Mm hmm. Yeah. And that's, again, not as nice skill set we may have been given as kids or not something that we're skilled at yet, as adults. And so it's something that we have to build our toolkit, and it's again, a lifelong journey, of being able to really see things for what they are and know how to break through that overwhelm. And we just need structure, we need things that help us learn that thinking pattern, so that not only can we help sort through, what do we do with the truck, but we sort through, like, what do we do about this click at school or the teacher that's being really mean to you, or this other will like more complex issue? You know, like, what, which high school should we send you to, or you know, some others just like, it gets bigger and bigger and bigger. And so when we lay the foundation, and teach these skills alongside life went as it continues to move on into more and more complex things, then they're able to have some understanding and some perspective to go lean back on when things feel really confusing and hard and emotional. But that's not It's not simple. It really requires kind of, like, you know, labeling the alligators and putting a crown on one of them. Because without that, sometimes our brain just doesn't know what to do. It goes into, you know, complete burnout mode. And eventually, you know, we numb and we escape, and you know, all sorts of other alternatives.

Sara Olsher 9:15
Yeah, I just think with so many of these skills that we are teaching, when I look back on what my life could have been like, if I had known these things at a younger age, I think it would have saved me so much heart, heartache, and it would have helped me to solve so many problems that I didn't know how to solve, and instead impacted me in negative ways that then kind of snowballed on themselves. So finally, this is I just keep going back to the number of times that my daughter has come to me upset because she was at school and she was having a problem and that probably Mom was dismissed by either a totally overworked, overwhelmed, exhausted teacher, which was a whole different conversation I had to explain to my daughter, you know, when 35 kids are coming to you, after a pandemic complaining about, you know, all the kids, you don't have the time in the day, to be able to help every kid solve their problem, but to be dismissed by, you know, a school counselor saying, you know, this is not a big deal, when to her and her friends, it feels like a really big deal.
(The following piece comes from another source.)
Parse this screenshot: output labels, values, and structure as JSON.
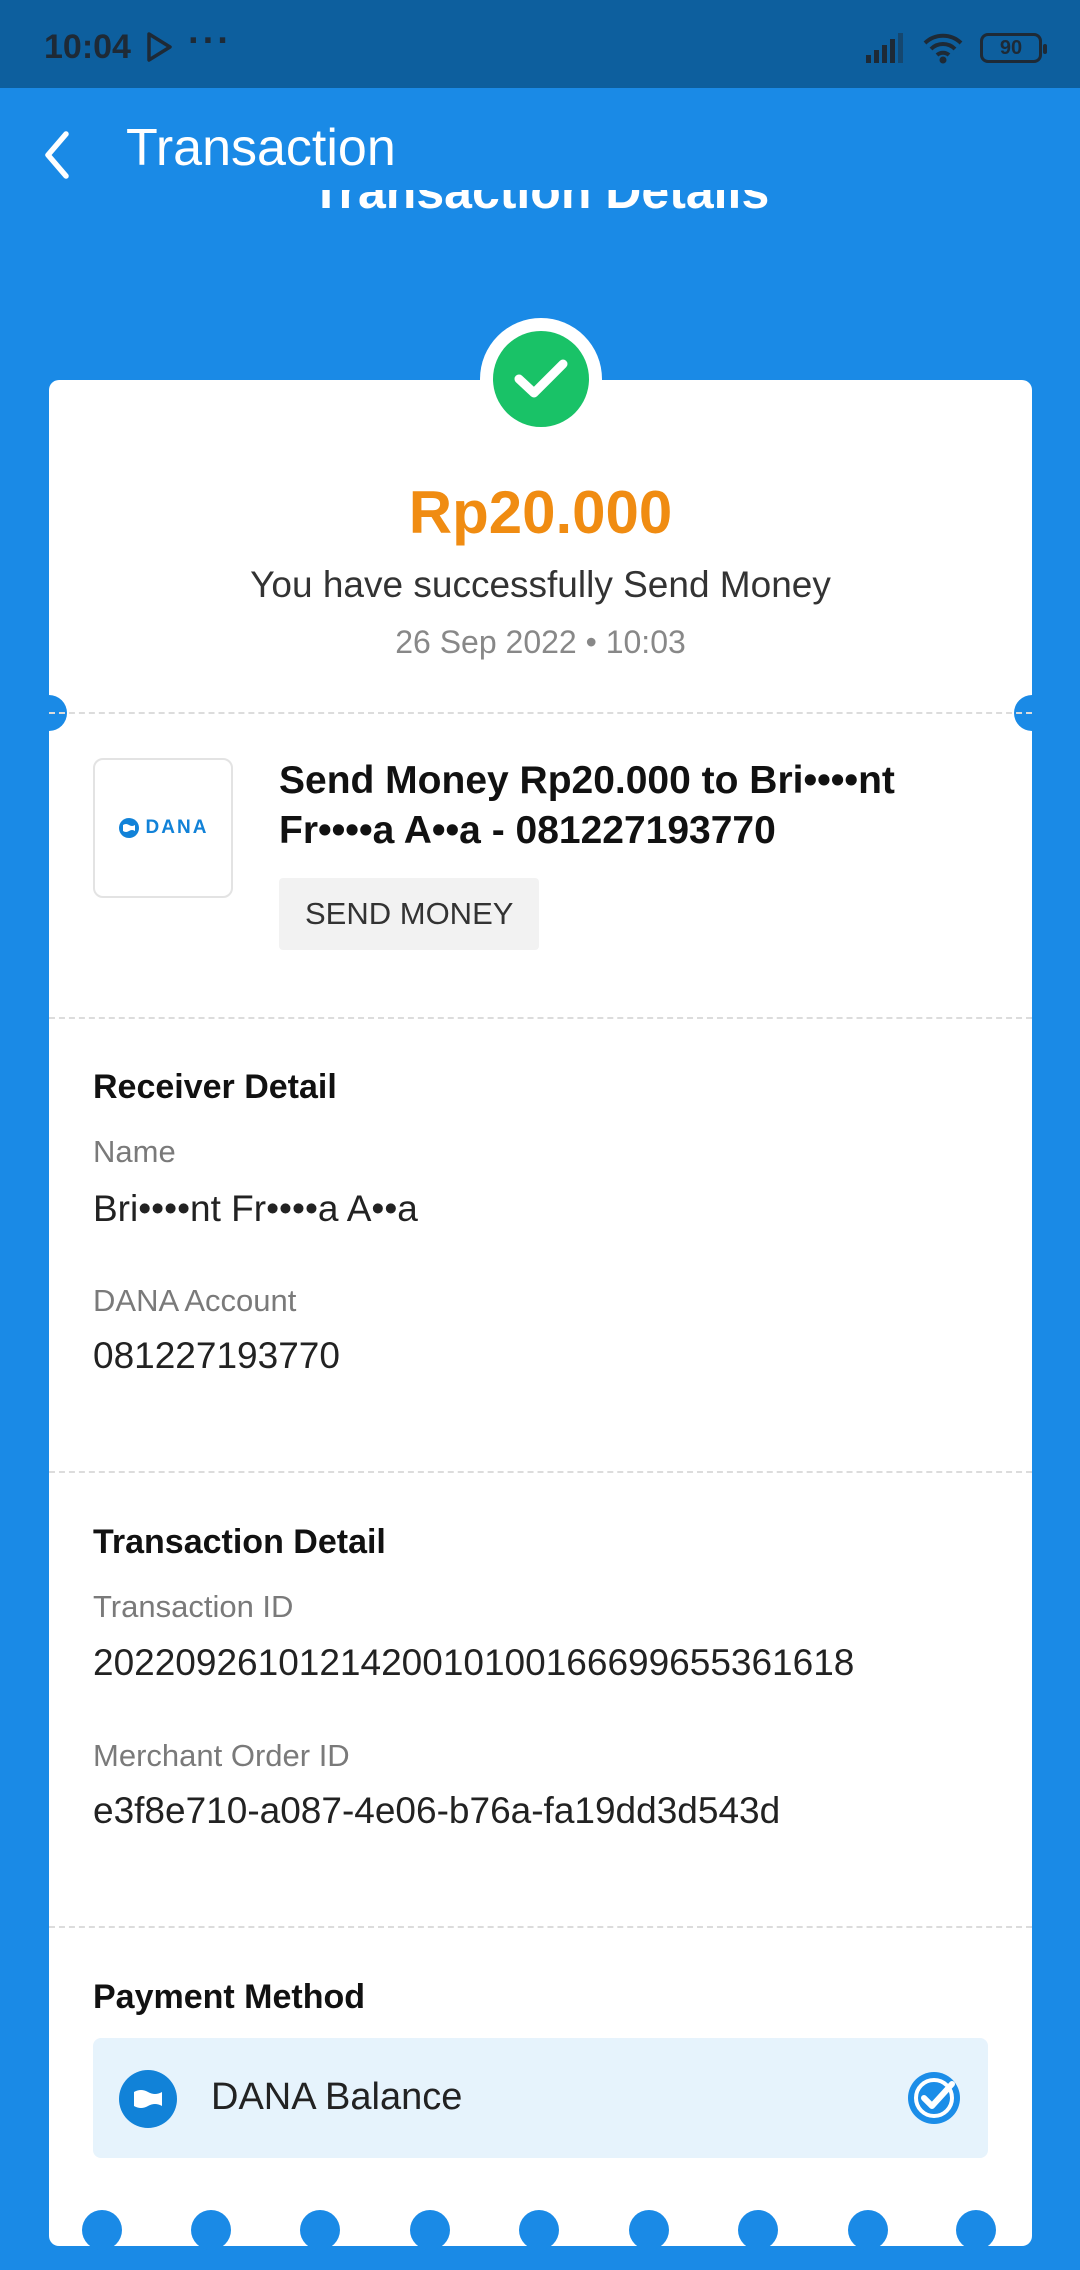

It feels like, you know, the end of the world with their friendships, you know, I think it just has so much value that we as parents have way more impact on when we have that structure, when we have this, like, this is what I love so much about this program, is it we're giving you these skills, because these are problems that are going to come up. And when when we are able to kind of like preemptively teach these things in childhood, and use them on these lower risk problems, then when it gets to be a big deal, they have the skills that they can use, you know, you don't want them to be in middle school, and have no concept of how to deal with a problem. When you know, the stakes are really high and someone is pressuring them to do something that they don't want to do. Or, you know, these are these are the things that we want to prepare them for.
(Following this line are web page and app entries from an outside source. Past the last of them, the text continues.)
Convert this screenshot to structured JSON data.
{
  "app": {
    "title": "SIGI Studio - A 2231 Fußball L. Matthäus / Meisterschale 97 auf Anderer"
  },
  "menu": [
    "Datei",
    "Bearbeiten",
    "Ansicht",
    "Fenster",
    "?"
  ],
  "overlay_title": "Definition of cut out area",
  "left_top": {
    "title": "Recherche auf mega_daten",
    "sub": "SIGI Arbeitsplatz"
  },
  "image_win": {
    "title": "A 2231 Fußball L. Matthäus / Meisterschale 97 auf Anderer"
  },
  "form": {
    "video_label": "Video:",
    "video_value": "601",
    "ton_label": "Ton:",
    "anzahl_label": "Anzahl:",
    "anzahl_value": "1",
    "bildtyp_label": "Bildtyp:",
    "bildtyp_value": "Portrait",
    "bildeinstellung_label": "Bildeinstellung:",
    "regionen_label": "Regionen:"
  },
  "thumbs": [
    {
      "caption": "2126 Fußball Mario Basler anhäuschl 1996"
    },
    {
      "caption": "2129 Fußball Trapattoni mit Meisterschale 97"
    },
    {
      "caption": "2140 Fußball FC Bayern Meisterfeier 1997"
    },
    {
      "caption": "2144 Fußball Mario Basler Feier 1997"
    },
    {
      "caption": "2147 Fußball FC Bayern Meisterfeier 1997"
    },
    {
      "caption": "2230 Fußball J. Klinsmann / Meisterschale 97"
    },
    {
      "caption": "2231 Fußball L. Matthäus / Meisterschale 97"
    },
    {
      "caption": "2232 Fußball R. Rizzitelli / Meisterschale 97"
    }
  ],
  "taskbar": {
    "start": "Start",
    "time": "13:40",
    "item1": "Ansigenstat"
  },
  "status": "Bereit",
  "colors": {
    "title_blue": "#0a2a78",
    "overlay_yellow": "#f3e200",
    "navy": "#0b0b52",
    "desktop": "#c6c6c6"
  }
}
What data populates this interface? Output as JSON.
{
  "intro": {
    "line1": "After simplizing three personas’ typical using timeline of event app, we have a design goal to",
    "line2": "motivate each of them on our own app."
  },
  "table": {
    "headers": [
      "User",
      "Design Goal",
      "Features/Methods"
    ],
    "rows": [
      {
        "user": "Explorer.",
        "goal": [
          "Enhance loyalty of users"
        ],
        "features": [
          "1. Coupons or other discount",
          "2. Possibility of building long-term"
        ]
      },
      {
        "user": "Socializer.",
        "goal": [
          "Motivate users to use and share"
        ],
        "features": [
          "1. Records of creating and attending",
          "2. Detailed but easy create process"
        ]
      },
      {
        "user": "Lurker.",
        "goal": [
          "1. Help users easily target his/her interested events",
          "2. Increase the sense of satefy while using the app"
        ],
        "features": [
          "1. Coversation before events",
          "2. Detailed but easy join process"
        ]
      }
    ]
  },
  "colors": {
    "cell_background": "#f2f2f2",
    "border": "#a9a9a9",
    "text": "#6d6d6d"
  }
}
Danielle Bettmann 11:38
Right? And if we can do that and more low stakes ways, when things are more neutral, when brains are more online and listening and receptive, the better because then it's something that they'll be able to call upon.

Sara Olsher 11:53
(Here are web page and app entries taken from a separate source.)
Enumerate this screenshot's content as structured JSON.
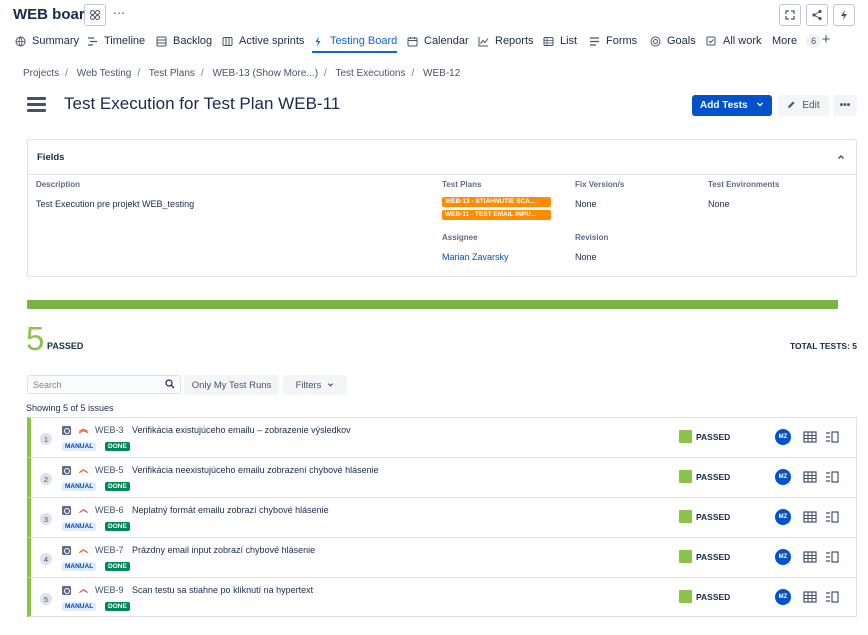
{
  "app": {
    "title": "WEB board"
  },
  "tabs": [
    {
      "label": "Summary",
      "icon": "globe-icon"
    },
    {
      "label": "Timeline",
      "icon": "timeline-icon"
    },
    {
      "label": "Backlog",
      "icon": "backlog-icon"
    },
    {
      "label": "Active sprints",
      "icon": "board-icon"
    },
    {
      "label": "Testing Board",
      "icon": "bolt-icon",
      "active": true
    },
    {
      "label": "Calendar",
      "icon": "calendar-icon"
    },
    {
      "label": "Reports",
      "icon": "chart-icon"
    },
    {
      "label": "List",
      "icon": "list-icon"
    },
    {
      "label": "Forms",
      "icon": "forms-icon"
    },
    {
      "label": "Goals",
      "icon": "target-icon"
    },
    {
      "label": "All work",
      "icon": "checklist-icon"
    }
  ],
  "more": {
    "label": "More",
    "count": "6"
  },
  "breadcrumb": [
    "Projects",
    "Web Testing",
    "Test Plans",
    "WEB-13 (Show More...)",
    "Test Executions",
    "WEB-12"
  ],
  "page": {
    "title": "Test Execution for Test Plan WEB-11",
    "add_tests_label": "Add Tests",
    "edit_label": "Edit"
  },
  "fields": {
    "title": "Fields",
    "description_label": "Description",
    "description_value": "Test Execution pre projekt WEB_testing",
    "test_plans_label": "Test Plans",
    "test_plans": [
      "WEB-13 - STIAHNUTIE SCA...",
      "WEB-11 - TEST EMAIL INPU..."
    ],
    "fix_version_label": "Fix Version/s",
    "fix_version_value": "None",
    "test_env_label": "Test Environments",
    "test_env_value": "None",
    "assignee_label": "Assignee",
    "assignee_value": "Marian Zavarsky",
    "revision_label": "Revision",
    "revision_value": "None"
  },
  "summary": {
    "passed_count": "5",
    "passed_label": "PASSED",
    "total_label": "TOTAL TESTS: 5",
    "progress_passed_fraction": 1.0,
    "colors": {
      "passed": "#8bc34a",
      "primary": "#0052cc",
      "done": "#00875a",
      "tag_orange": "#ff8b00"
    }
  },
  "filters": {
    "search_placeholder": "Search",
    "my_runs_label": "Only My Test Runs",
    "filters_label": "Filters",
    "showing_text": "Showing 5 of 5 issues"
  },
  "tests": [
    {
      "index": "1",
      "key": "WEB-3",
      "summary": "Verifikácia existujúceho emailu – zobrazenie výsledkov",
      "type_tag": "MANUAL",
      "status_tag": "DONE",
      "result": "PASSED",
      "assignee": "MZ",
      "priority": "high"
    },
    {
      "index": "2",
      "key": "WEB-5",
      "summary": "Verifikácia neexistujúceho emailu zobrazení chybové hlásenie",
      "type_tag": "MANUAL",
      "status_tag": "DONE",
      "result": "PASSED",
      "assignee": "MZ",
      "priority": "medium"
    },
    {
      "index": "3",
      "key": "WEB-6",
      "summary": "Neplatný formát emailu zobrazí chybové hlásenie",
      "type_tag": "MANUAL",
      "status_tag": "DONE",
      "result": "PASSED",
      "assignee": "MZ",
      "priority": "medium"
    },
    {
      "index": "4",
      "key": "WEB-7",
      "summary": "Prázdny email input zobrazí chybové hlásenie",
      "type_tag": "MANUAL",
      "status_tag": "DONE",
      "result": "PASSED",
      "assignee": "MZ",
      "priority": "medium"
    },
    {
      "index": "5",
      "key": "WEB-9",
      "summary": "Scan testu sa stiahne po kliknutí na hypertext",
      "type_tag": "MANUAL",
      "status_tag": "DONE",
      "result": "PASSED",
      "assignee": "MZ",
      "priority": "medium"
    }
  ]
}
Absolutely. Well, thank you, Danielle, for talking about this. And thank you listeners for being here. If you have any questions about helping kids problem solve, if you'd like to talk us to talk about this more, feel free to let us know you can ask us a question by visiting mighty and and clicking on the button that says ask a question and we will be here next time. Thank you